It’s January 25th and its Robbie Burns day! For anyone of Scottish descent, it’s time to raise a glass and toast the bard of Scotland, perhaps imbibe in a little swig of whiskey and scarf back some haggis (ugh!).
My post today relates to a trip I took to my ancestral home on the wonderful island of Islay in the Hebrides. Islay is the southernmost island of the Inner Hebrides. My ancestors were tenant farmers on the island farm “Mullindry”. Although it’s a beautiful place to visit now, I’m sure life in stone croft wasn’t great and the promise of a new and better life in Canada was most certainly a way out and up.
In 1991, my parents and I took a wonderful trip to Islay. We spent a week there – based in the community of Bowmore. To get to Islay you take a ferry from the mainland – Tarbert. The ferries are run by Caledonian MacBrayne – or CalMac. The yellow mug at left was a souvenir of that journey.
Islay (pronounced I-la) has sustained itself on farming and tourism and the production of single malt whiskey – said to be some of the finest in the world (but I’m biased!).
When we were there in 1991, the production of single malt was down. Some of the distilleries had even shuttered at that point time. Growth in this industry as a fine drink has been huge in the years since and many of the distilleries are enjoying a renaissance.
When there, we toured the Bowmore distillery (left of mug) and, on an earlier visit, my parents had visited Bruichladdich (at right) which still produces as well.
Now in 2018, there are many more distilleries on the island and scotch has become a passion for many (more) people.
These are souvenirs of a wonderful, not-to-be-repeated trip – a trip to experience my ancestral home with descendents. These pieces will stay in the Three Six Five collection until breakage or consumption gets them!
So raise a wee dram of the wonderful amber single malt of your choice and toast Robbie, Scotland and your ancestors wherever they are from. They are your history – and I hope that you, too, may experience the revisiting of your heritage the way I did.
When my mother downsized a few years ago, I took things that I couldn’t quite see jettisoning immediately.
One of these things was a box of yearbooks both from her highschool and my father’s. And from her university and his. Then, as both were teachers, there were also yearbooks from the high schools where they taught – and met.
It has been my intention for years (yes, years) to scan pages that were applicable to them and then send the yearbooks on to the various schools – allowing them to do whatever they wish with them… put them in schools archives, libraries, discarding of them.

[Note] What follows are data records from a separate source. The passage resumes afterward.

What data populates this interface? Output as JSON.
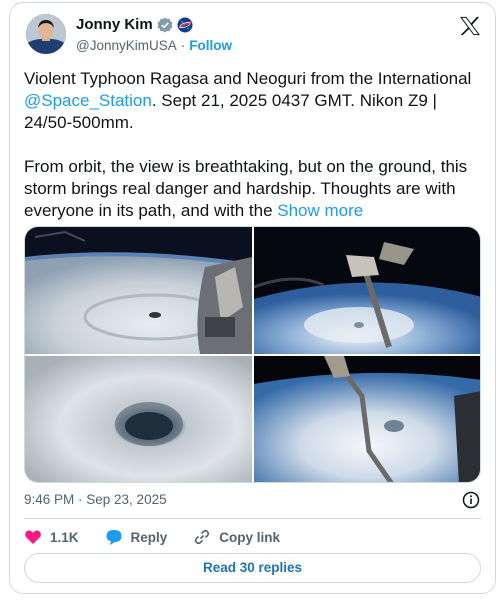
{
  "author": {
    "name": "Jonny Kim",
    "handle": "@JonnyKimUSA",
    "separator": "·",
    "follow_label": "Follow"
  },
  "tweet": {
    "line1_text": "Violent Typhoon Ragasa and Neoguri from the International ",
    "mention": "@Space_Station",
    "line1_rest": ". Sept 21, 2025 0437 GMT. Nikon Z9 | 24/50-500mm.",
    "para2_text": "From orbit, the view is breathtaking, but on the ground, this storm brings real danger and hardship. Thoughts are with everyone in its path, and with the ",
    "show_more": "Show more"
  },
  "media": {
    "images": [
      "typhoon-eye-wide",
      "iss-arm-over-typhoon",
      "typhoon-eye-closeup",
      "typhoon-with-station-arm"
    ]
  },
  "meta": {
    "timestamp": "9:46 PM · Sep 23, 2025"
  },
  "actions": {
    "like_count": "1.1K",
    "reply_label": "Reply",
    "copy_link_label": "Copy link"
  },
  "read_replies": "Read 30 replies",
  "colors": {
    "accent": "#1d9bf0",
    "like": "#f91880",
    "reply_bubble": "#1d9bf0",
    "text": "#0f1419",
    "muted": "#536471",
    "border": "#cfd9de"
  }
}
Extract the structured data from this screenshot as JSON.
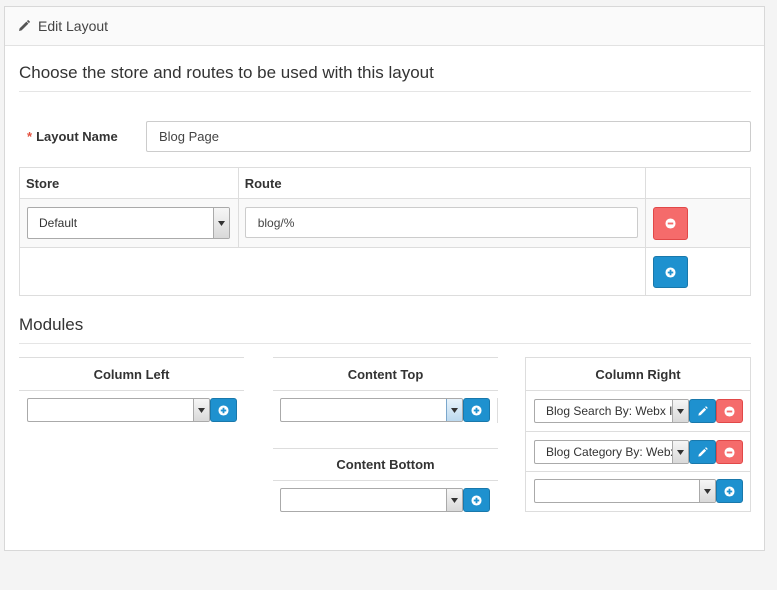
{
  "panel": {
    "title": "Edit Layout"
  },
  "section_routes": {
    "title": "Choose the store and routes to be used with this layout"
  },
  "layout_name": {
    "label": "Layout Name",
    "required_mark": "*",
    "value": "Blog Page"
  },
  "routes_table": {
    "headers": {
      "store": "Store",
      "route": "Route"
    },
    "rows": [
      {
        "store": "Default",
        "route": "blog/%"
      }
    ]
  },
  "section_modules": {
    "title": "Modules"
  },
  "modules": {
    "column_left": {
      "title": "Column Left",
      "select_value": ""
    },
    "content_top": {
      "title": "Content Top",
      "select_value": ""
    },
    "content_bottom": {
      "title": "Content Bottom",
      "select_value": ""
    },
    "column_right": {
      "title": "Column Right",
      "items": [
        "Blog Search By: Webx IT",
        "Blog Category By: Webx IT"
      ],
      "select_value": ""
    }
  },
  "colors": {
    "primary": "#1e91cf",
    "danger": "#f56b6b",
    "required": "#e3503e"
  },
  "icons": {
    "heading": "pencil-icon",
    "remove": "minus-circle-icon",
    "add": "plus-circle-icon",
    "edit": "pencil-icon"
  }
}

I have – finally – had the time to do this. What a feeling! It has been done, the books are scanned and now I am on my way towards getting rid of a box of books!
Hurrah – I think this is my first jettisoning post! Soon, these books will be out of my hands – their futures TBD but not by me!